I acquired my Porsche, whom I lovingly nicknamed Smokey, when he was more than 30 years old. Who's to say how many people owned him and what stories he could tell from the '70s,'80s and '90s?

By the time he came my way, Smokey already had several bumps and bruises. Yet I still cringe when I spot a new blemish that wasn't there the last time I wiped a sponge across the somewhat-glossy black paint.

Thank God for the black Fuch wheels. They hide the dirt and brake dust pretty well. Yet they're also scraped and scratched in spots (not my fault, I swear). But, somehow, they fit the car's demeanor.

Smokey isn't perfect, and he has the scars to prove it. Plus, I think the 911S would look a little strange if his wheels were in excellent condition while his body needed some work.

It may be hard to believe, but Smokey's paint job is holding up better than the one on my brand-new daily driver (which is also black). That car already has a few dents and scratches. The steel is lighter and bends with much less impact. Smokey is made of a stiffer constitution. He is more apt to survive unscathed when a driver in an adjacent parking spot accidentally hits the passenger door with his own.

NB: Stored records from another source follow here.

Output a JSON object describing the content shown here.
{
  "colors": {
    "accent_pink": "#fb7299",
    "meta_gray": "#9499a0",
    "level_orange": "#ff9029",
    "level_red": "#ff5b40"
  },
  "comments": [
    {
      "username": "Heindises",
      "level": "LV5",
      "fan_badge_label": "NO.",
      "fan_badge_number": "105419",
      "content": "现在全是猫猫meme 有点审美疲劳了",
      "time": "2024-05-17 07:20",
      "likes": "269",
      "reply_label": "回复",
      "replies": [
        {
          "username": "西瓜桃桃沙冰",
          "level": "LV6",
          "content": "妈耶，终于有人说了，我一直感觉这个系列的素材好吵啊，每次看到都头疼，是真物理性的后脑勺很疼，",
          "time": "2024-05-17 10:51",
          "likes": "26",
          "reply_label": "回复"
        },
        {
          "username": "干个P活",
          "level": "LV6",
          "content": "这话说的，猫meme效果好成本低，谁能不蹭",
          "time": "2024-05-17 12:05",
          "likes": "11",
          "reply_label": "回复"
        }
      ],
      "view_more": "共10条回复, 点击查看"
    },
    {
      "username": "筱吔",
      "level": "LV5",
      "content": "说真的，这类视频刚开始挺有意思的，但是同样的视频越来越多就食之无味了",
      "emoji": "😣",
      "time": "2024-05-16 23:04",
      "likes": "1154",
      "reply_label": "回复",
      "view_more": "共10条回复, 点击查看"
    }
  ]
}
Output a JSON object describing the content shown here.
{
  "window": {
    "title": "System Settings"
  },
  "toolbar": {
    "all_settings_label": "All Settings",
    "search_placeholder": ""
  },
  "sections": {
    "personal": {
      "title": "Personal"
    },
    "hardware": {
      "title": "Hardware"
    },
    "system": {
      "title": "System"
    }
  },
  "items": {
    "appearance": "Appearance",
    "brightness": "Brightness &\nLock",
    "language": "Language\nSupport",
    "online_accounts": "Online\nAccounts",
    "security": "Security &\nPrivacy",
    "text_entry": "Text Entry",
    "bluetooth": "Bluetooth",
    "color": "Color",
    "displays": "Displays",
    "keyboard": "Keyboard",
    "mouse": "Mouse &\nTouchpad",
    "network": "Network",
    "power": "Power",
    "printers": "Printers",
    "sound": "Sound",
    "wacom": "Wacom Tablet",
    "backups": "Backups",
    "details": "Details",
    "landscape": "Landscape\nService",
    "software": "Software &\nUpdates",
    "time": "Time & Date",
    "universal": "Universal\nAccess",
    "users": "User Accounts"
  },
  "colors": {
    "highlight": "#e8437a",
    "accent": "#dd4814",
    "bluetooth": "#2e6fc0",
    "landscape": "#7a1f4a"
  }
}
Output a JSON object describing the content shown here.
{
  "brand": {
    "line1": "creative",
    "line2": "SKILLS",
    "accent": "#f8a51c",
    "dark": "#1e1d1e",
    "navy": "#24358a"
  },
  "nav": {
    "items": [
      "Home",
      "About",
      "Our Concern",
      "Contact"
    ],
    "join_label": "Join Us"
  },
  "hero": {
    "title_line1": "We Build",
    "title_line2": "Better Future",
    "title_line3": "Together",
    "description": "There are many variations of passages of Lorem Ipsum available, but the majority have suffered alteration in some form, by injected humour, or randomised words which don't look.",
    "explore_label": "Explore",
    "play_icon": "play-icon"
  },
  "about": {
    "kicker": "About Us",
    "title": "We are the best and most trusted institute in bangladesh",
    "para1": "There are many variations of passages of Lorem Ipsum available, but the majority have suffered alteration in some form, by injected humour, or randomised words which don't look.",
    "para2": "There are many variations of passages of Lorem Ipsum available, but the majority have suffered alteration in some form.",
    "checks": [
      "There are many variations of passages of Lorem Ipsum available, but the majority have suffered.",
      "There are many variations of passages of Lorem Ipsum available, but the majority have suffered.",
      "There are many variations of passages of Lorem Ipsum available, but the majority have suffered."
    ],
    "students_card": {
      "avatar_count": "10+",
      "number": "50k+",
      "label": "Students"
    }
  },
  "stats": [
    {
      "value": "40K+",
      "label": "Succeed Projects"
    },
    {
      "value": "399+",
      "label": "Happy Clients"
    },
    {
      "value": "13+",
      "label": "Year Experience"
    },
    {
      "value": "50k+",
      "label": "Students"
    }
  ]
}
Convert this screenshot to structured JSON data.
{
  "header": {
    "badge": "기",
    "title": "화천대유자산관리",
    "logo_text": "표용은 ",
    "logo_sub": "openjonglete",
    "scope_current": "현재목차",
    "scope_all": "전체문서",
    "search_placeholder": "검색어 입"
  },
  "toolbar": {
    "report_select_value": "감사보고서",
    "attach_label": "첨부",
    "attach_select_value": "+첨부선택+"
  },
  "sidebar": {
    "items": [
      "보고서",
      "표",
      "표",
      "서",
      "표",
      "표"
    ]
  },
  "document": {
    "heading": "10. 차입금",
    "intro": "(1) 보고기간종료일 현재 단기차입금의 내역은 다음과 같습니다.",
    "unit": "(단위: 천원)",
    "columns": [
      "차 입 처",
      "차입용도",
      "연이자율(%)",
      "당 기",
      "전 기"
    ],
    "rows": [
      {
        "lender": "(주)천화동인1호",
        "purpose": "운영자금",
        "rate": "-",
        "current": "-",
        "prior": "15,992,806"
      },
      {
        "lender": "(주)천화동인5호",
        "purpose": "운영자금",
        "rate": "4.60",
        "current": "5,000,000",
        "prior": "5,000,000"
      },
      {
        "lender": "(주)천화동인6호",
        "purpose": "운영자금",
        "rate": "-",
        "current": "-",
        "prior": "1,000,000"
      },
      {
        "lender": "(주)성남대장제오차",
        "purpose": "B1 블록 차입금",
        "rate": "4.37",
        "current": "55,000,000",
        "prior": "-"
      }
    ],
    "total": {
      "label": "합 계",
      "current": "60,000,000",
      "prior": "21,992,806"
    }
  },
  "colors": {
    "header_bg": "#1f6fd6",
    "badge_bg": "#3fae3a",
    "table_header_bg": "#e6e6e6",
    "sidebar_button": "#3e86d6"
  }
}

Still, nearly every time I take out the 911S, somebody asks, "How old is your Porsche?" or compliments, "Nice car." They don't notice the paint chipping off in a tiny spot on the hood or the slightly-uneven paint job.

To them, a Porsche doesn't need to be perfect to be beautiful. I agree 100 percent. Smokey certainly has his flaws, but don't we all?

We go through life carrying many expectations on our shoulders. Often, that involves looking a certain way. We're either too fat or too thin. Too short or too tall. We're often striving to be something we'll never achieve to fit an ideal few people obtain. There comes a time when we must accept who we are and what we've become.

There may be a time when I can take Smokey to a body shop and make him all shiny again. It's on my list, along with a few other things he needs to run a bit more efficiently. But until then, I'm OK with the way he looks. In fact, I love him just the way he is.